Exercise data =>
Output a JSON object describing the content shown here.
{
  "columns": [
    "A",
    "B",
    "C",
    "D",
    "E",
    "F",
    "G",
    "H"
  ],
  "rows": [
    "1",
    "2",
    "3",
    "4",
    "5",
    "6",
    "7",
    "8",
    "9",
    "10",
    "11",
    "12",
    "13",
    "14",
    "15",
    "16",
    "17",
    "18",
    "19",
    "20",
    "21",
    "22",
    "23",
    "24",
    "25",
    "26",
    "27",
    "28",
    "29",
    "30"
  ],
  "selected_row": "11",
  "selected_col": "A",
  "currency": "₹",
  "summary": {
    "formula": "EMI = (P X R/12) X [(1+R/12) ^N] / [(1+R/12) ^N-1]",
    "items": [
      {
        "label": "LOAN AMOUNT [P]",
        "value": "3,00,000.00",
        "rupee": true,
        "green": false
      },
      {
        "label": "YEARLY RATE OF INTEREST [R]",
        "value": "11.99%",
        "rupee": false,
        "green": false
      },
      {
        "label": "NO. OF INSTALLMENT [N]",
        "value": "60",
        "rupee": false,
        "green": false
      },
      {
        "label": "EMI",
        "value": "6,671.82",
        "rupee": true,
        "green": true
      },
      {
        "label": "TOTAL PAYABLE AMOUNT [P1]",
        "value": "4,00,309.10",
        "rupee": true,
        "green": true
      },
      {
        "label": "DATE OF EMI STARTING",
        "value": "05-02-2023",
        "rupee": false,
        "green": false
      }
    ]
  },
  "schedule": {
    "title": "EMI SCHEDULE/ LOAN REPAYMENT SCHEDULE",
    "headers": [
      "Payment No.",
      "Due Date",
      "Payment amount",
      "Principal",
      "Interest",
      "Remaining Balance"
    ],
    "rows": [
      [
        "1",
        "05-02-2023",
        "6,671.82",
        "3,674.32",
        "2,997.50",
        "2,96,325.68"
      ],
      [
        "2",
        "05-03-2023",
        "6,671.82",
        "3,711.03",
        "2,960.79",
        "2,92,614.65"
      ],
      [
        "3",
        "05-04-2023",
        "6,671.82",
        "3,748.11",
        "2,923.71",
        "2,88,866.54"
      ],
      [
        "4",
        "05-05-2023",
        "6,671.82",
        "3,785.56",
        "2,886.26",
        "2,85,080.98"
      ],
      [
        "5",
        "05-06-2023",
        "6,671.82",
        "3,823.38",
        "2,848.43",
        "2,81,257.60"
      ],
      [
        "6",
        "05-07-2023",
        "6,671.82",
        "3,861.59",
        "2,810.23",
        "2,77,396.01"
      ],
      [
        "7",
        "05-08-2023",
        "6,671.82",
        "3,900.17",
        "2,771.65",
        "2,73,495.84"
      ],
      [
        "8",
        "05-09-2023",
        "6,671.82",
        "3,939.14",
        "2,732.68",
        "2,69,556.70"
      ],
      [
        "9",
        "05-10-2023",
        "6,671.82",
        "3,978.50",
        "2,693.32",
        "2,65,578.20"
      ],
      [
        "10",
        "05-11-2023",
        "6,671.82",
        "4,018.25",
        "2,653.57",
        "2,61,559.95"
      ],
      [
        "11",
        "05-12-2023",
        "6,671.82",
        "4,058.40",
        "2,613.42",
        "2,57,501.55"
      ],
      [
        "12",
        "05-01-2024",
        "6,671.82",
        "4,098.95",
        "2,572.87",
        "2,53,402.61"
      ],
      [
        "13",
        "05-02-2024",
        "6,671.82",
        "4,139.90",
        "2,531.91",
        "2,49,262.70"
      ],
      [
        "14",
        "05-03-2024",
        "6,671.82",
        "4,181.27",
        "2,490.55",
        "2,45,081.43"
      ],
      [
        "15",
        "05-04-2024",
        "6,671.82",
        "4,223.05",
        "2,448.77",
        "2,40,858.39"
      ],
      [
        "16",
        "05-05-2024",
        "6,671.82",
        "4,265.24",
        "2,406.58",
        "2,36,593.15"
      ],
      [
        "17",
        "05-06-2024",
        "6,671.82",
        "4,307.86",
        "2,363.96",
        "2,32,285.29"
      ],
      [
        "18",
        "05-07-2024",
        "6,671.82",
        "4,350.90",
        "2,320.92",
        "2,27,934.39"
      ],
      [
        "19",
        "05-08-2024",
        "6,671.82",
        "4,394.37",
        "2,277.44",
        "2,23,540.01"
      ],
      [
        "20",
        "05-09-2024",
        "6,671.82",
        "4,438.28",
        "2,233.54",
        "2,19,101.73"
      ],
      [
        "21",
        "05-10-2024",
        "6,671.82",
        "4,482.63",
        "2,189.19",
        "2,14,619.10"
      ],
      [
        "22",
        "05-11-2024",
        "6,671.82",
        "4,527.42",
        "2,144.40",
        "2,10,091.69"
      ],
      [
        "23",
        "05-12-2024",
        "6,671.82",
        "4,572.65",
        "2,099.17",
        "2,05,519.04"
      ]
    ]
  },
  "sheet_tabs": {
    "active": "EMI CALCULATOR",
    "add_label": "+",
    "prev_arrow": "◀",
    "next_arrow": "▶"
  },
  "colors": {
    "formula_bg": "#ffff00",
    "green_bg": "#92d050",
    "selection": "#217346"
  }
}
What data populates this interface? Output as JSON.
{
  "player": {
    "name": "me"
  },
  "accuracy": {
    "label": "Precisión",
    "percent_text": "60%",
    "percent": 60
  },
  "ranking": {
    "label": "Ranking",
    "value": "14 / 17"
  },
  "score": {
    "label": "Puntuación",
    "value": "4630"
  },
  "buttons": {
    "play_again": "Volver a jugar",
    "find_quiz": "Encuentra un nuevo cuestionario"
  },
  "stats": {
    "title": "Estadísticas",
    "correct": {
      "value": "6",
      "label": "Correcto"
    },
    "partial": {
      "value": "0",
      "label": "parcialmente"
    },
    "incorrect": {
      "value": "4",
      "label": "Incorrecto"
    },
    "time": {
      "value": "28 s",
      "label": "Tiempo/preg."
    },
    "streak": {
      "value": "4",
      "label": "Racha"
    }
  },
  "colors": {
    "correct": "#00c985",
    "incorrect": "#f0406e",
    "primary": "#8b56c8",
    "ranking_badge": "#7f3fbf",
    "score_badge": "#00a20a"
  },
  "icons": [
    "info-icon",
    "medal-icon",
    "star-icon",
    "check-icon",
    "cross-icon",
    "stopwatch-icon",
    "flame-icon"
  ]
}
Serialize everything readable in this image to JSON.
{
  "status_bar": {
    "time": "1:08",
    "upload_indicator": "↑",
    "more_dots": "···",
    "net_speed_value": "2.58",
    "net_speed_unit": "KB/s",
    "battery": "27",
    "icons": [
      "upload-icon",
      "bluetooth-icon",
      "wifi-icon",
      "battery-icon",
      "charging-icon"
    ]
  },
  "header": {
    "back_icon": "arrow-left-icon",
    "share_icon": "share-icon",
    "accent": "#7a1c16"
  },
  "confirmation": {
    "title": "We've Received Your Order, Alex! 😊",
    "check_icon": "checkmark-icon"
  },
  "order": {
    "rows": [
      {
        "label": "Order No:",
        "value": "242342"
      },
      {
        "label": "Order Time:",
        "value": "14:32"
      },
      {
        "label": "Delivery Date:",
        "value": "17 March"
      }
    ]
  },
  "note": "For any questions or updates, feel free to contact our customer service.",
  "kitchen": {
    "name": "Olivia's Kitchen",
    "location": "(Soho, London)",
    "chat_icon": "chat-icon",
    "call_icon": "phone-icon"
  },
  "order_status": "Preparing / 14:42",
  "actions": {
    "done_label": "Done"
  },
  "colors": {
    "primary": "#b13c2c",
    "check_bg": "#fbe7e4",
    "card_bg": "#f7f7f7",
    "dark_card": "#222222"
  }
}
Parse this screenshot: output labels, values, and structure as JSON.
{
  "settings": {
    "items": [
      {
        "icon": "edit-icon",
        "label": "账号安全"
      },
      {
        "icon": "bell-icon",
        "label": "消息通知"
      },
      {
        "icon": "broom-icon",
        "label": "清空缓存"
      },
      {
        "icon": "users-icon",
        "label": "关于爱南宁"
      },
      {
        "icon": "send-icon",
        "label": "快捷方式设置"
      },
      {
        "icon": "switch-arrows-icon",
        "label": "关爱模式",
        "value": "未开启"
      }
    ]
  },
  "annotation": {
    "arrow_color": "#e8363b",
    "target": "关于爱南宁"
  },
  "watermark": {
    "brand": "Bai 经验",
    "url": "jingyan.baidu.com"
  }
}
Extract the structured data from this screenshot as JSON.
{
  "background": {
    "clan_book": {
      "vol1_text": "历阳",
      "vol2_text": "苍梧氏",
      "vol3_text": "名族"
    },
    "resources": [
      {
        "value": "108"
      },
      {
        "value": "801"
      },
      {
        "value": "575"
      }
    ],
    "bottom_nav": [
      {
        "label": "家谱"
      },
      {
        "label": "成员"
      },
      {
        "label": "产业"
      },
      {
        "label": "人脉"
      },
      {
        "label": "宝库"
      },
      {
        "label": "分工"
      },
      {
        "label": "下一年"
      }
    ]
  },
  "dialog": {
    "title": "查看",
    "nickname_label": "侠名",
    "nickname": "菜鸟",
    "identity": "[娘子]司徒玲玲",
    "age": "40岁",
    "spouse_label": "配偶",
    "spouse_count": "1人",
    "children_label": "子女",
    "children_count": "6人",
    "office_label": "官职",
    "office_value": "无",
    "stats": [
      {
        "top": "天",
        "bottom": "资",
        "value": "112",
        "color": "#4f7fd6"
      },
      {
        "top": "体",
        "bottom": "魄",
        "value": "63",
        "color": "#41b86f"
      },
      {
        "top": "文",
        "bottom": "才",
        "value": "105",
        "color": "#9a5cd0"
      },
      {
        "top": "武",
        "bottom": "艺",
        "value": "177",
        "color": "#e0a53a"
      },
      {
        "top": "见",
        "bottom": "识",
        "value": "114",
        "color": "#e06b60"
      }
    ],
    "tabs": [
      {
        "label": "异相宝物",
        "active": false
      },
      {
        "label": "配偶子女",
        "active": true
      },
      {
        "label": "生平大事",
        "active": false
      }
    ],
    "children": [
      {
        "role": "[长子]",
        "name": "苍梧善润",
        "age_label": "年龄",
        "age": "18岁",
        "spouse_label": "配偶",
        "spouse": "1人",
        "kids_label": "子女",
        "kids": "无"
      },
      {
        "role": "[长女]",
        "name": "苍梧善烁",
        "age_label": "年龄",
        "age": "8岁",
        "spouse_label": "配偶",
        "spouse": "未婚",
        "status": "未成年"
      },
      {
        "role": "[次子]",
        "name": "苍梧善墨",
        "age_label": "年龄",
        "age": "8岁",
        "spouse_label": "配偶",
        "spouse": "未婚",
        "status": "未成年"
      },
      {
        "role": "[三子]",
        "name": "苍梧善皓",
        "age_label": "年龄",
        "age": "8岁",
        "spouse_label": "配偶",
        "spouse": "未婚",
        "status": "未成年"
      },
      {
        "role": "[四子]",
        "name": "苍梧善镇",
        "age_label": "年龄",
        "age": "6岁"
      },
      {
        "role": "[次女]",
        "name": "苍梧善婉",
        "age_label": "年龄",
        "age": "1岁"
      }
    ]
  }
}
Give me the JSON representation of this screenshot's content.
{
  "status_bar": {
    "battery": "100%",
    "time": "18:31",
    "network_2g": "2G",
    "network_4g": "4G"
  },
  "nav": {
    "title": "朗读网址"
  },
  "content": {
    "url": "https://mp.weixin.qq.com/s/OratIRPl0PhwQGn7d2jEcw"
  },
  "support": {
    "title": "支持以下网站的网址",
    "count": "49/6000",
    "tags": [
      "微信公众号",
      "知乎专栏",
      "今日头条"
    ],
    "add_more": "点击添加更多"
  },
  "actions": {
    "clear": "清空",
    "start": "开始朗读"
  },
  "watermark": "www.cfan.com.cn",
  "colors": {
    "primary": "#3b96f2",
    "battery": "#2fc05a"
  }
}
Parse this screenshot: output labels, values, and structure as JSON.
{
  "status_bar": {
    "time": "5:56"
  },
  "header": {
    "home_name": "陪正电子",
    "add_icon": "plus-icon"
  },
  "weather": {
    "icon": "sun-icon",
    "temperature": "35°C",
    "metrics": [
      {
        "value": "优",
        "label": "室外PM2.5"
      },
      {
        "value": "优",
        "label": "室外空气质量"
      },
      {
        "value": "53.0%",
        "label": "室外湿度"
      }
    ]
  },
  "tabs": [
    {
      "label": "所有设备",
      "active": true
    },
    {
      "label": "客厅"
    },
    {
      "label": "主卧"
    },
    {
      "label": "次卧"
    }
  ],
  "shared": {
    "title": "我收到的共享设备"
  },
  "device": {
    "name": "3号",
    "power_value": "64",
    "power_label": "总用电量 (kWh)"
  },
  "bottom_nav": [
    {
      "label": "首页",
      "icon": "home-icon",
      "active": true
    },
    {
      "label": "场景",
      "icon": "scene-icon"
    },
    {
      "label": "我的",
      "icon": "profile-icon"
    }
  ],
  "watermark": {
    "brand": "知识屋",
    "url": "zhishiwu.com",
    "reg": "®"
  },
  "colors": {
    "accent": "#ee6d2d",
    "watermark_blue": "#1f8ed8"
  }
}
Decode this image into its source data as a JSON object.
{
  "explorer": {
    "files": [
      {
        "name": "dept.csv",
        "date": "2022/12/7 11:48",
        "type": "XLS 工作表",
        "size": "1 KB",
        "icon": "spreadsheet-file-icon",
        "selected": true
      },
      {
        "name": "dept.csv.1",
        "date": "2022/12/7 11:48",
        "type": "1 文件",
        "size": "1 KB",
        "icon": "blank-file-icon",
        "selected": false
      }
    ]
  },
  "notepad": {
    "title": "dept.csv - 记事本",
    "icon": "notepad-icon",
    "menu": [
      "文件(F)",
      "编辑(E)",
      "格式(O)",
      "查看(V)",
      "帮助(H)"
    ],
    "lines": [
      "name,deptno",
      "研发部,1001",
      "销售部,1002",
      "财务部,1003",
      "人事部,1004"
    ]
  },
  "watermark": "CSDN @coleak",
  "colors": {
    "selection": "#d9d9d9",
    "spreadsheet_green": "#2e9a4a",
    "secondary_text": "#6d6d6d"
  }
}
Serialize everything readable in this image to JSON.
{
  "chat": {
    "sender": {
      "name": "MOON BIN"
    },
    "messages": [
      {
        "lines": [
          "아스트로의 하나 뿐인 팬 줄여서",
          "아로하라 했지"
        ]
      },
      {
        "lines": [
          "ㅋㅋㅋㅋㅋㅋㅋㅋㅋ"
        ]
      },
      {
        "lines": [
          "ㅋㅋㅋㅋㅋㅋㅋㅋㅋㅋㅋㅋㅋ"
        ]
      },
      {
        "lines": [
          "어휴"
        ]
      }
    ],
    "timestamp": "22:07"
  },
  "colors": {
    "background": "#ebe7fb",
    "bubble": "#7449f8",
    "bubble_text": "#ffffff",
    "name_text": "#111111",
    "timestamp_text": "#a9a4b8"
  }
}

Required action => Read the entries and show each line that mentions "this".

Solution to the exercise =>
What data populates this interface? Output as JSON.
Serialize everything readable in this image to JSON.
Parse this screenshot: output labels, values, and structure as JSON.
Extract the structured data from this screenshot as JSON.
Give me the JSON representation of this screenshot's content.
Parse this screenshot: output labels, values, and structure as JSON.
Decode this image into its source data as a JSON object.
Serialize everything readable in this image to JSON.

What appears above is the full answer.